Cookie use on MRCVSonline
We use cookies to ensure that we give you the best experience on our website. If you continue without changing your settings, we will assume that you are happy to receive all cookies.
If you would like to forward this story on to a friend, simply fill in the form below and click send.

Your friend's email:
Your email:
Your name:
 
 
Send Cancel

Study suggests Alabama Rot may be seasonal
The study found that 95 per cent of Alabama Rot cases occurred between November and May.
Findings will help researchers explore possible triggers for the disease

New research into Alabama Rot has revealed a distinct seasonal pattern for when cases are most likely to occur.

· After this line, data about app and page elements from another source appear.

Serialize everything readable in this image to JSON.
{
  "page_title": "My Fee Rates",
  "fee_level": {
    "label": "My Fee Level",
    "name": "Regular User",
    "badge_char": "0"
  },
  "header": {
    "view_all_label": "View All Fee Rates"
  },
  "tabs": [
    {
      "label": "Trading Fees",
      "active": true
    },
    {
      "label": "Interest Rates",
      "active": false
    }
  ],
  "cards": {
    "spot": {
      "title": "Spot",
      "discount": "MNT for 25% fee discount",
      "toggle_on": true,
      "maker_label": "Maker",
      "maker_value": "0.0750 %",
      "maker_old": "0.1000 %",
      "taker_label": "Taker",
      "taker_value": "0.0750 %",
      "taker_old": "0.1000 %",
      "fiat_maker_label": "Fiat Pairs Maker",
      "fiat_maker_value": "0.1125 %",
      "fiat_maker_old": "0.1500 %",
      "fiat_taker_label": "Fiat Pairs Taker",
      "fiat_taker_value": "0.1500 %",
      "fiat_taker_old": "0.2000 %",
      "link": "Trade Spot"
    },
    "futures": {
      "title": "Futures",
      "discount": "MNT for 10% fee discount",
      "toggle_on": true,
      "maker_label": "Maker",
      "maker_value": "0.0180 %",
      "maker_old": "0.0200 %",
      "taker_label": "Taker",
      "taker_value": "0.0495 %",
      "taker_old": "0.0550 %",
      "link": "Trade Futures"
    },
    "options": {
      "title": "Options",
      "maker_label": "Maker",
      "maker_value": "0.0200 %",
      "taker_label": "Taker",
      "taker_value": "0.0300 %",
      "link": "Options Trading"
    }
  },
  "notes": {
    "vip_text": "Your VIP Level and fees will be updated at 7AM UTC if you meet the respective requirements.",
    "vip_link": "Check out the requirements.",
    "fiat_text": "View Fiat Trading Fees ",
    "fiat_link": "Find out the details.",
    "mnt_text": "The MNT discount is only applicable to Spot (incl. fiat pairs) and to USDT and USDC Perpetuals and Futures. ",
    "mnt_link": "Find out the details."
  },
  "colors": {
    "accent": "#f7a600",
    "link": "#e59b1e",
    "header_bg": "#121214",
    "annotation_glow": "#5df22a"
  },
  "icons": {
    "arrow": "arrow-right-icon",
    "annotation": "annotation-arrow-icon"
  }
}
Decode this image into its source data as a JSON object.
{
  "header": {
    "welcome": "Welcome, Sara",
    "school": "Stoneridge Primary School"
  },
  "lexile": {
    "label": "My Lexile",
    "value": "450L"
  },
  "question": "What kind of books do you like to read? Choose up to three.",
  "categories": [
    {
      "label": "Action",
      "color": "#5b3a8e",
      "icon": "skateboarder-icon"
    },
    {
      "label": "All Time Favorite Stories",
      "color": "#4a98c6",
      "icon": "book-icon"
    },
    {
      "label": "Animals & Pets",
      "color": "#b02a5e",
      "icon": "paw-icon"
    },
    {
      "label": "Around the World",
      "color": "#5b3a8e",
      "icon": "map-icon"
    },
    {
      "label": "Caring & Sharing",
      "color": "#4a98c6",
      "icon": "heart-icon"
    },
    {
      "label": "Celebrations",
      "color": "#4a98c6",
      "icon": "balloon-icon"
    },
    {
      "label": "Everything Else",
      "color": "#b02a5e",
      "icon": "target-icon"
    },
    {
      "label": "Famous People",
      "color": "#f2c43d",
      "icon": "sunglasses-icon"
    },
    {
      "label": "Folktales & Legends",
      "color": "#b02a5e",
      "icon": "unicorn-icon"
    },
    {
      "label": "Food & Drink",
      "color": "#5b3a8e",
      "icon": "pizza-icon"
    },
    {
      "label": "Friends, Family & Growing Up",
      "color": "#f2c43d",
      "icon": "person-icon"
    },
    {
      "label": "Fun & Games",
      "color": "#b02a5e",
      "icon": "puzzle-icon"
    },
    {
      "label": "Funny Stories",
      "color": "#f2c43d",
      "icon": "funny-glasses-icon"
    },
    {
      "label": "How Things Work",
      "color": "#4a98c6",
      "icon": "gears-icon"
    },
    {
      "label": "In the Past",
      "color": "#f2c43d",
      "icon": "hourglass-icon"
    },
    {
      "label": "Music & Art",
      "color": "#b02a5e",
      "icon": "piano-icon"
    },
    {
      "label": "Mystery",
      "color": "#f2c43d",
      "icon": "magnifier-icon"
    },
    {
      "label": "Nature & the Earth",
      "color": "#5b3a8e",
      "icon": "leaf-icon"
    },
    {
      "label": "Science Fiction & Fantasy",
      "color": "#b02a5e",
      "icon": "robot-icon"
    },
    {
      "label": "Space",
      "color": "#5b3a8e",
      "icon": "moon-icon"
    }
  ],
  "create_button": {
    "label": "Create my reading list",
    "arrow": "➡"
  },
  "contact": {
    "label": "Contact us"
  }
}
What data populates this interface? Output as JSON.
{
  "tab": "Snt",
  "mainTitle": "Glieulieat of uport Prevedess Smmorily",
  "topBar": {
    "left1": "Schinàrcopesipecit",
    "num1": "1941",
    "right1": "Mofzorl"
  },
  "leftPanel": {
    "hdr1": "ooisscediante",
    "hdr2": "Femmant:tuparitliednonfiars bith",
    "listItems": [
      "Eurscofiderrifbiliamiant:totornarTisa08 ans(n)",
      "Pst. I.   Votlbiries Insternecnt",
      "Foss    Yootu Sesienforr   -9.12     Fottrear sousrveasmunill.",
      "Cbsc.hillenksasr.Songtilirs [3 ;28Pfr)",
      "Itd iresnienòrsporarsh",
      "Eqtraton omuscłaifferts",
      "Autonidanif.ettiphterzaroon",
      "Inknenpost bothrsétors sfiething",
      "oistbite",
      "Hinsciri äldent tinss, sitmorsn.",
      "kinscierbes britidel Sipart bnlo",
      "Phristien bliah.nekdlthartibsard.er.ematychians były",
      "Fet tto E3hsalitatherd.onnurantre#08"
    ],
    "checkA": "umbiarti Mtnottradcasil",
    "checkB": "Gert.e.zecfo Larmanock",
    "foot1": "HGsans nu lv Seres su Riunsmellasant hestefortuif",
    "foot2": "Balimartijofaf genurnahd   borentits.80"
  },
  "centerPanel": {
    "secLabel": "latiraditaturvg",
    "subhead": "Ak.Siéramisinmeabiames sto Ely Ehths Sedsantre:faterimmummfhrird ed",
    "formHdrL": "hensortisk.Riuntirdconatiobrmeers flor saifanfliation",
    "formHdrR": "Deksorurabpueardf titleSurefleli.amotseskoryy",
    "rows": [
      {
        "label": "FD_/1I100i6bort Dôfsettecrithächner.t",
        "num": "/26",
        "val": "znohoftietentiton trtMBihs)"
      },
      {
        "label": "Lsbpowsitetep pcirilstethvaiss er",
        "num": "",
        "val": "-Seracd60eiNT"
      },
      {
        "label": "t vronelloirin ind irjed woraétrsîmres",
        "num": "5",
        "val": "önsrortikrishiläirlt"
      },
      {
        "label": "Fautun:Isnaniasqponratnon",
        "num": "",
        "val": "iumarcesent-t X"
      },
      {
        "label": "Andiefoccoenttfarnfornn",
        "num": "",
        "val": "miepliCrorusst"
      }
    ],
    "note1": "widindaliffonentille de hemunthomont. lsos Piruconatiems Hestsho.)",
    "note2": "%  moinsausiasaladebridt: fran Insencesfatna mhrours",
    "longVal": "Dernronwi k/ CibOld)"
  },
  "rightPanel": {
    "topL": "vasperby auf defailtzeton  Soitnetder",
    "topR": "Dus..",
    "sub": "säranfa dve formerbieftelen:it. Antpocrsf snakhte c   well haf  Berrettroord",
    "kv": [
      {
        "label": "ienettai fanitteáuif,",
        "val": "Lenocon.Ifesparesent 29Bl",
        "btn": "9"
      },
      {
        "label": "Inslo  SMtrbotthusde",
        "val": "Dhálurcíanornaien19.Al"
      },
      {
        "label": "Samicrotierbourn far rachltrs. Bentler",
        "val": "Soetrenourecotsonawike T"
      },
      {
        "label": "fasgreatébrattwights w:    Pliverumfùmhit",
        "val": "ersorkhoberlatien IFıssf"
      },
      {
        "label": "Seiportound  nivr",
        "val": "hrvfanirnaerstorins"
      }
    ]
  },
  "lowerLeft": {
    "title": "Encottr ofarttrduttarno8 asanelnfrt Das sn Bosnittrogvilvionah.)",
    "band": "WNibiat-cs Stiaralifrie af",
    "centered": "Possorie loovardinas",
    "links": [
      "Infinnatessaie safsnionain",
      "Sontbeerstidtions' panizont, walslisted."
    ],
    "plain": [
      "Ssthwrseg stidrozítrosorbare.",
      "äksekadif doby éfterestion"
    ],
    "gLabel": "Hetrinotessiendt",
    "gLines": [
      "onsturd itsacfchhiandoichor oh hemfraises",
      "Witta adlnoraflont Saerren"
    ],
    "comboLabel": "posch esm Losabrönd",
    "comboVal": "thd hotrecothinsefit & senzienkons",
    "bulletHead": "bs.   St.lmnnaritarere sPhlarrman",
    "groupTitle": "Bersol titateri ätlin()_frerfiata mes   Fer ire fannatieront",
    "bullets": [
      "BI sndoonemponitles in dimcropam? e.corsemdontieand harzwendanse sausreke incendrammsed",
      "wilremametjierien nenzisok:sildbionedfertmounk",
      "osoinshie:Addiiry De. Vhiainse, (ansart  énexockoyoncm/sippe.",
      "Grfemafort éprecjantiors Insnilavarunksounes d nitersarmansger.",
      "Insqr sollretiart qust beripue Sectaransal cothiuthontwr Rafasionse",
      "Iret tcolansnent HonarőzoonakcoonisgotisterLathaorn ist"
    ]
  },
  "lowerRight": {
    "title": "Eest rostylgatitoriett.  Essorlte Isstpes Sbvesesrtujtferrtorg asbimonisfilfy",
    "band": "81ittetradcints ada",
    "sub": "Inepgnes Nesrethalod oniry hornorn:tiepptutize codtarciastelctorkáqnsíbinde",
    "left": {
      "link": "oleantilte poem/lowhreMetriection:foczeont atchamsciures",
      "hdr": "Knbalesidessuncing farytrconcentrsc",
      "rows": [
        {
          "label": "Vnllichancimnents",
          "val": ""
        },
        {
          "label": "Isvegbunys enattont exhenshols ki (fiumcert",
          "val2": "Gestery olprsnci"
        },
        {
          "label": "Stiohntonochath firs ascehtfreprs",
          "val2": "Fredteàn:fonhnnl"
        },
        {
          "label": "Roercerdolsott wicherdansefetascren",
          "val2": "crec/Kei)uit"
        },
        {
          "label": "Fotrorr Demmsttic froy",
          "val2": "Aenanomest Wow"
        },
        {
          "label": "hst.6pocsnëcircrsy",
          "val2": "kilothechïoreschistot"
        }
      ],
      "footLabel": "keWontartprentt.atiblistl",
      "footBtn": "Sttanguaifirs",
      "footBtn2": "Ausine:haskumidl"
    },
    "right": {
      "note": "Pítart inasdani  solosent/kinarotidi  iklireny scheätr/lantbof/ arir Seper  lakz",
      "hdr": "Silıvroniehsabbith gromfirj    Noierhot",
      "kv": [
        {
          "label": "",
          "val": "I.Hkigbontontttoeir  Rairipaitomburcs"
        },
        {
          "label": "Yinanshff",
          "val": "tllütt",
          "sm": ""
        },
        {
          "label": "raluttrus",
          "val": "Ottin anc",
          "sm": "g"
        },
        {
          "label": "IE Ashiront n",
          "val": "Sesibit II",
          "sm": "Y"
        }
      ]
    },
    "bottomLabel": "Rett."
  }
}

The study, led by the RVC and Anderson Moores Veterinary Specialists, revealed that 95 per cent of cases were confirmed between November and May.

It also found that most cases occurred in the west and south of England. Far fewer cases have been reported from the east of the country, in particular, East Anglia.

The research was funded by the New Forest Dog Owners Group and the charity Alabama Rot Research Fund.

“A distinct seasonal pattern is suggested, with the vast majority of cases occurring between November and March, and limited cases over the summer months – just 6.5 per cent of cases have been confirmed from June to October,” said co-author David Walked from Anderson Moores.

“In the scientific world a lot of research is not earth-shattering, but it all builds together and little by little we make progress. This information is good in terms of how we manage the next stage of research, however, we need to be careful and not jump to any conclusions at this point.”

Alabama Rot has been reported in a wide range of breeds, but due to the small number of cases, it is not possible to say with certainty which breeds have an inherent risk of contracting the disease.

Researchers say any patterns may simply be the result of varying breed populations in different parts of the UK. Vets4Pets director of clinical services Dr Huw Stacey, who has been actively supporting research on the condition, said:

“Since we held the first Alabama Rot conference in May 2017, vets and relevant professionals have been working hard to understand more about the condition. We know how the disease presents and how it affects dogs internally, and this research adds some interesting information that may help to increase vets’ index of suspicion for the disease.
 
“The information on climate and ground type will help us further explore possible triggers for the disease, but at the moment we can’t say if any breeds are more likely to develop the disease.”

Become a member or log in to add this story to your CPD history

Wildlife presenter to deliver keynote speech at BVA Congress

News Story 1
 The BVA has confirmed wildlife presenter Mike Dilger will deliver the keynote speech at this yearís congress. Mike is known as ĎBritainís most diseased maní, having contracted a number of exotic diseases on his travels, including malaria, bilharzia and leishmaniasis. His talk, ĎMy diseases and other animalsí, promises to be an amusing and inspiring lecture on his travels in the tropics and his thoughts on how the mass media is influencing human engagement with wildlife and nature. The lecture will take place at 1pm on 16 November, in the BVA Congress Theatre at Londonís ExCeL. 

Click here for more...
News Shorts
Vet school runs event for aspiring vets and nurses

Bristol Veterinary School is hosting an event for aspiring vets and vet nurses, to allow them to experience life as a student and find out what itís like to work in veterinary medicine. The one-day event, called VetQuest, will be held at the Langford Campus and includes a tour, talks on admissions and work experience, and the chance to take part in practical sessions. Taking place on Saturday 27 October, the event is primarily aimed at 11-12 year olds and costs £50, including lunch. There are a limited number of subsidised tickets for £10. To book, visit VetQuest 2018